### Your instructions
When a line of the records contains "Emitter", copy it.

[[ Given data, beginning ]]

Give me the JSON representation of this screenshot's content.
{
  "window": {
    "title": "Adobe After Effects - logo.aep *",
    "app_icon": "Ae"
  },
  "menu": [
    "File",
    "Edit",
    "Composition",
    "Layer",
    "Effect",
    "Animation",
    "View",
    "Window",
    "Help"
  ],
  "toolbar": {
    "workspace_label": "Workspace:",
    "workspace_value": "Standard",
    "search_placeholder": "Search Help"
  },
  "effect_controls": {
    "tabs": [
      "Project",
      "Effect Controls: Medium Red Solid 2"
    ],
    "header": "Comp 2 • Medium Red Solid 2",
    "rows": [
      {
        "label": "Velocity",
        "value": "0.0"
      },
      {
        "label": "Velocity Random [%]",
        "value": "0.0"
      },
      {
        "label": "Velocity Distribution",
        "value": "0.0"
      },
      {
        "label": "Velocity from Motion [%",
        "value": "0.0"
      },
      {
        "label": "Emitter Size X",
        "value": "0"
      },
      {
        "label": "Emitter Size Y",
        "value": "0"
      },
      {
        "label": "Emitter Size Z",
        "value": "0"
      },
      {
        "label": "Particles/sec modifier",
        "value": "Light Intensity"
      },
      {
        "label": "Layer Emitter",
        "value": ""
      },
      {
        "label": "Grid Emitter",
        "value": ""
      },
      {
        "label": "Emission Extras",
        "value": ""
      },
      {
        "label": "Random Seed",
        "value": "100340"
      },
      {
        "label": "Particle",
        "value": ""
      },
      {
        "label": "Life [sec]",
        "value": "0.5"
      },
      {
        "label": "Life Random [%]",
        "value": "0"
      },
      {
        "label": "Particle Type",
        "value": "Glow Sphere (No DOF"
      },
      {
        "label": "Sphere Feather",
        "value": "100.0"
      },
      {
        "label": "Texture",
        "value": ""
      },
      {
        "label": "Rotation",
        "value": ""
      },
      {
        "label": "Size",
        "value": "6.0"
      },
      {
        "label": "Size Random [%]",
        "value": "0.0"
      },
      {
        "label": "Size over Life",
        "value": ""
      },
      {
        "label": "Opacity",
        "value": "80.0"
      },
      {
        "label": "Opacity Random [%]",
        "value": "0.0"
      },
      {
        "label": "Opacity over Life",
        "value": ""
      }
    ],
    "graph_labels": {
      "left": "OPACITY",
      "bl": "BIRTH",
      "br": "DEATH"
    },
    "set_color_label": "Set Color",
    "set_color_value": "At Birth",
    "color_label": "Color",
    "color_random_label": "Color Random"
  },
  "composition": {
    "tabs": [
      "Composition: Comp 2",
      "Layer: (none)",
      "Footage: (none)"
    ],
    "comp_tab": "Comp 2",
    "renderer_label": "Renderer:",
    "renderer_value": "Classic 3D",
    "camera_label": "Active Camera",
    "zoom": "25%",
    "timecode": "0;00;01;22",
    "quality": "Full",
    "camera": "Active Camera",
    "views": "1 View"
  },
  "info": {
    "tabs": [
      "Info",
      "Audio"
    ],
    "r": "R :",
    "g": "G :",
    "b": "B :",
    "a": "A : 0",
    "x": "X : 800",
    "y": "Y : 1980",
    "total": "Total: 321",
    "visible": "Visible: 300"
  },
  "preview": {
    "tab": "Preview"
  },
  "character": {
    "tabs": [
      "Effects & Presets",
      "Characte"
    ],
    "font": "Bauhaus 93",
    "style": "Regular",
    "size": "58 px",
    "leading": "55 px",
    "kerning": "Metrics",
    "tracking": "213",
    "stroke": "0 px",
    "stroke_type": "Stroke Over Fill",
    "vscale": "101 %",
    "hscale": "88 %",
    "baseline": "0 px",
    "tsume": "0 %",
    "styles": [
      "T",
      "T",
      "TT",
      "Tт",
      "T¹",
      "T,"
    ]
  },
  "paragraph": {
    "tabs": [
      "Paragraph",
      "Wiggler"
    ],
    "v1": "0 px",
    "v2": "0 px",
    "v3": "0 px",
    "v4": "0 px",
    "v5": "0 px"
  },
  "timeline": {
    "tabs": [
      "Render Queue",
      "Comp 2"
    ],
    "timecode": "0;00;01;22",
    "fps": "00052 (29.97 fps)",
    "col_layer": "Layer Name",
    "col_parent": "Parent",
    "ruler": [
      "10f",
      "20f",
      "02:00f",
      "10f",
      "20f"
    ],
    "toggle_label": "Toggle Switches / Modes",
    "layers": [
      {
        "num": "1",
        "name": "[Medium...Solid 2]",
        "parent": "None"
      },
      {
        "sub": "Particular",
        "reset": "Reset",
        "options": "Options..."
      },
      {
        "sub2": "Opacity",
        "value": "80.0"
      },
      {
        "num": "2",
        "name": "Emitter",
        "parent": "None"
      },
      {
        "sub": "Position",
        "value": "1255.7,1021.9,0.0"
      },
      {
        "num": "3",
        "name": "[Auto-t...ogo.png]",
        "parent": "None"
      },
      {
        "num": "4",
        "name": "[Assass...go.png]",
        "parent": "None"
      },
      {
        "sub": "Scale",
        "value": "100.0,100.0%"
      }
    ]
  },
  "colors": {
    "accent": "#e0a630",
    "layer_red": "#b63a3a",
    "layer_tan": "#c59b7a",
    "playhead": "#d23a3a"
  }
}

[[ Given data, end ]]

### Response
        "label": "Emitter Size X",
        "label": "Emitter Size Y",
        "label": "Emitter Size Z",
        "label": "Layer Emitter",
        "label": "Grid Emitter",
        "name": "Emitter",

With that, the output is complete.